Work instruction: Retype the whole of the data exactly.

##### Material provided #####

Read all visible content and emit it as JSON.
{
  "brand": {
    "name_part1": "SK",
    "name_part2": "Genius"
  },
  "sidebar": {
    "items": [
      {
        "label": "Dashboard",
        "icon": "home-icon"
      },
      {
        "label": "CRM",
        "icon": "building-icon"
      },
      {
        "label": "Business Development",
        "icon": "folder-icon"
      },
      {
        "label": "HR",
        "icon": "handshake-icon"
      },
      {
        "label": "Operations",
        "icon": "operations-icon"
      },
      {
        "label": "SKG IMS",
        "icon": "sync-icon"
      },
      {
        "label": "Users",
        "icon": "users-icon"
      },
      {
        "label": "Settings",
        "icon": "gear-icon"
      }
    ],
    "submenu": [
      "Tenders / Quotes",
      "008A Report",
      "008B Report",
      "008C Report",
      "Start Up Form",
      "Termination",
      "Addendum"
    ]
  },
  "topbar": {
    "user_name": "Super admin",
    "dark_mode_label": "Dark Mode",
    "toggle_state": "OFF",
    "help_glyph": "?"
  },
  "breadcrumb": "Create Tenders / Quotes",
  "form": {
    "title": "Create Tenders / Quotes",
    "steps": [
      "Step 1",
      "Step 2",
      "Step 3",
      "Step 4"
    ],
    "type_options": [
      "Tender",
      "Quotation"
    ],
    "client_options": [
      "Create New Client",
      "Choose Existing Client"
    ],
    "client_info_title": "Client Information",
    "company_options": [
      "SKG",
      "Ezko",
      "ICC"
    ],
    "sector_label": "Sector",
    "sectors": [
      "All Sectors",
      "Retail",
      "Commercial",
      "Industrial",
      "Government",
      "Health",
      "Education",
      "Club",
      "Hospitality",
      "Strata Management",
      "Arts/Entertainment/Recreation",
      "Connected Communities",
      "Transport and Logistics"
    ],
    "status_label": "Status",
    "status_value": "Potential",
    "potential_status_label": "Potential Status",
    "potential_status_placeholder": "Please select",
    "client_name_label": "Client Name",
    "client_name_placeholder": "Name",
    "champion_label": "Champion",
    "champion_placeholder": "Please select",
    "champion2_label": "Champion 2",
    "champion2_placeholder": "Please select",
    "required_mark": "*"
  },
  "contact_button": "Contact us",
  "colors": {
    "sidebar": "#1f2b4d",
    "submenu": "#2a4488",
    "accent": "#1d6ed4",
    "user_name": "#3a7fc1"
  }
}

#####

Result of the exercise:
Read all visible content and emit it as JSON.
{
  "brand": {
    "name_part1": "SK",
    "name_part2": "Genius"
  },
  "sidebar": {
    "items": [
      {
        "label": "Dashboard",
        "icon": "home-icon"
      },
      {
        "label": "CRM",
        "icon": "building-icon"
      },
      {
        "label": "Business Development",
        "icon": "folder-icon"
      },
      {
        "label": "HR",
        "icon": "handshake-icon"
      },
      {
        "label": "Operations",
        "icon": "operations-icon"
      },
      {
        "label": "SKG IMS",
        "icon": "sync-icon"
      },
      {
        "label": "Users",
        "icon": "users-icon"
      },
      {
        "label": "Settings",
        "icon": "gear-icon"
      }
    ],
    "submenu": [
      "Tenders / Quotes",
      "008A Report",
      "008B Report",
      "008C Report",
      "Start Up Form",
      "Termination",
      "Addendum"
    ]
  },
  "topbar": {
    "user_name": "Super admin",
    "dark_mode_label": "Dark Mode",
    "toggle_state": "OFF",
    "help_glyph": "?"
  },
  "breadcrumb": "Create Tenders / Quotes",
  "form": {
    "title": "Create Tenders / Quotes",
    "steps": [
      "Step 1",
      "Step 2",
      "Step 3",
      "Step 4"
    ],
    "type_options": [
      "Tender",
      "Quotation"
    ],
    "client_options": [
      "Create New Client",
      "Choose Existing Client"
    ],
    "client_info_title": "Client Information",
    "company_options": [
      "SKG",
      "Ezko",
      "ICC"
    ],
    "sector_label": "Sector",
    "sectors": [
      "All Sectors",
      "Retail",
      "Commercial",
      "Industrial",
      "Government",
      "Health",
      "Education",
      "Club",
      "Hospitality",
      "Strata Management",
      "Arts/Entertainment/Recreation",
      "Connected Communities",
      "Transport and Logistics"
    ],
    "status_label": "Status",
    "status_value": "Potential",
    "potential_status_label": "Potential Status",
    "potential_status_placeholder": "Please select",
    "client_name_label": "Client Name",
    "client_name_placeholder": "Name",
    "champion_label": "Champion",
    "champion_placeholder": "Please select",
    "champion2_label": "Champion 2",
    "champion2_placeholder": "Please select",
    "required_mark": "*"
  },
  "contact_button": "Contact us",
  "colors": {
    "sidebar": "#1f2b4d",
    "submenu": "#2a4488",
    "accent": "#1d6ed4",
    "user_name": "#3a7fc1"
  }
}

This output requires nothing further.